emulsion on hardboard (housed in Perspex)

24.5 x 29.0 cm (irregular)

signed and dated on edge: RILEY '63

$60,000 - 80,000
Sold for $984,000 (inc. BP) in Auction 30 - 28 August 2013, Sydney

Collection of Lex Aitken and Alfredo (Bouret) Gonzalez, Sydney, acquired directly from the artist


Bridget Riley, Gallery One, London, 9–28 September 1963


Bridget Riley: Works 1960–1966, Hazlitt Holland-Hibbert and Karsten Schubert, London, 2012, p. 89 (illus.)

Catalogue text

Insistently abstract with its stark monochrome palette and arresting formal arrangement, Off, 1963 is a compelling example of the controversial Op Art compositions which first brought Riley international recognition during the 1960s. Seemingly bereft of any trace of the external world, such works featured geometric shapes - squares, ovals, circles and triangles - structured in increasingly subtle and disorienting ways.

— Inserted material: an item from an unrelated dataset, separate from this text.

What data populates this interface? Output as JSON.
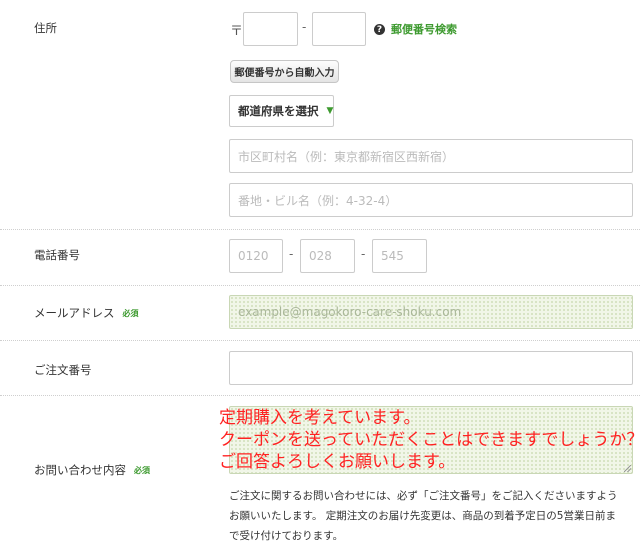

Not surprisingly perhaps, critics at the time frequently interpreted these works as purely formal exercises or worse, dismissed them as decorative 'trompe l'oeil' pursuits. Yet while utilising precise structures, Riley does not intend these as ends in themselves; instead the viewer is drawn into a dialogue with the work, thus subverting the prevailing conventional assumption that a painting is an essentially passive, inert object.1 As Riley herself muses, the appearance of a painting such as Off is 'as much inside one as it is 'out there'.'2 Accordingly, it would seem futile to attempt to describe Off for example, in terms of arrows or chevrons for, while the work's nature is in a sense 'contained' in these ostensible surface marks, its meaning only emerges through the viewer's very private and unique responses to the sensations elicited by the painting's physical features. Thus evoking a range of visual experiences - some viewers might focus upon the implication of movement, while others the sense of compression, and still more might perceive light as colour - the composition remains deliberately enigmatic. As the artist asserts, 'I want my paintings to exist on their own terms. That is to say they must stealthily engage and disarm you. There the paintings hang, deceptively simple - telling no tales as it were - resisting, in a well behaved way, all attempts to be questioned, probed or stared at and then, for those with open eyes, serenely disclosing some intimations of the splendours to which pure sight alone has the key.'3

1. Moorhouse, P., 'The ultimate secret of things: Perception and sensation in Bridget Riley's art' in Bridget Riley: Paintings and Drawings 1961-2004, Ridinghouse, London, 2004, p. 15
2. Riley, cited ibid.
3. Riley, cited in Moorhouse, P., (ed.), Bridget Riley, room brochure accompanying exhibition, 'Bridget Riley', Tate Britain, London, 26 June - 28 September 2003